Other actresses have been down this route before Lohan. Jennifer Love Hewitt made a succession of albums a few years ago which made one yearn for another I Know What You Did Last Summer movie, and Lohan’s arch-rival Hilary Duff has also released an album of fluffy pop. Compared to her two fellow actresses, Speak isn’t that bad. Yet it’s certainly no masterpiece.
Basically, if you’re after an album of sub-Avril Lavigne songs, with a few more funky, Jennifer Lopez-style tracks thrown in for good measure, then step this way. Lohan’s voice, while certainly not the strongest around, stays in tune and is pretty much suited to the material here.
However, it’s the material which is the main problem here. Opening track First has a catchy little guitar riff, but the tune is overwhelmed by an over-produced FM Rock sheen. Other tracks fare better, such as Nobody Till You, with its soaring chorus, while Over is actually rather good, being reminiscent of artists such as Michelle Branch.

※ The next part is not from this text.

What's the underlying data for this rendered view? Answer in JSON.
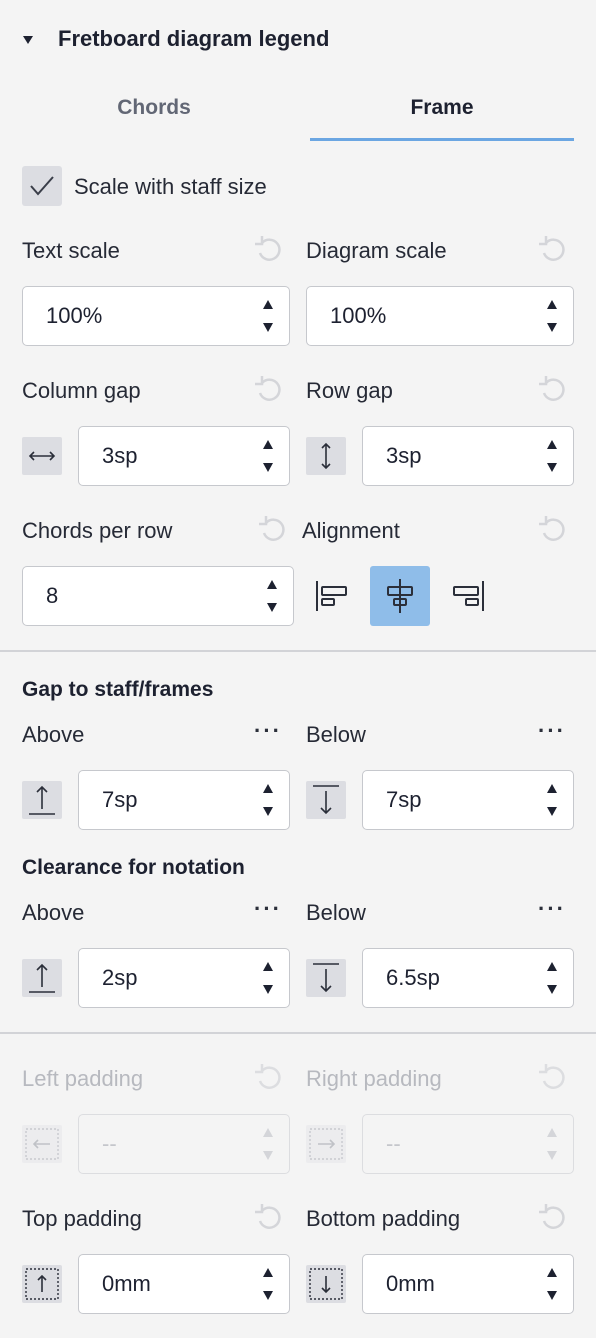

Yet Lohan is badly let down by the album’s lyrics. Symptons Of You actually rhymes ‘Moon’ with ‘June’ with no discernable sense of irony whatsoever and Disconnected (a song with no less than 7 writers credited to it, would you believe) includes lyrical gems such as “dysfunctionally sane, don’t give a damn/I can’t comprehend what I understand”.
The best track on the album by far is Rumors – a fact that record label Island obviously recognise as it’s included here in both it’s original format and in a remixed version at the end of the album. It’s a feisty dance anthem with intelligent lyrics attacking the paparazzi and press in general – it’s the sort of thing that would probably resurrect Britney Spears‘ career if she wasn’t so intent on turning herself into a car crash.
Rumors is also a welcome break from the over-produced soft rock that dominates the album – the title track too has a more palatable dance direction that suits Lohan much better than the Ashlee Simpson soundalikes prevelant here.
With Mariah Carey‘s ex-husband Tommy Mottola listed as Executive Producer, there’s obviously a heavyweight team behind Lindsay Lohan. She looks cute enough on the album inlay and her target audience of pre-teen and teenage girls will no doubt lap this up. For everyone else, Speak is a case of ‘stick to the day job’.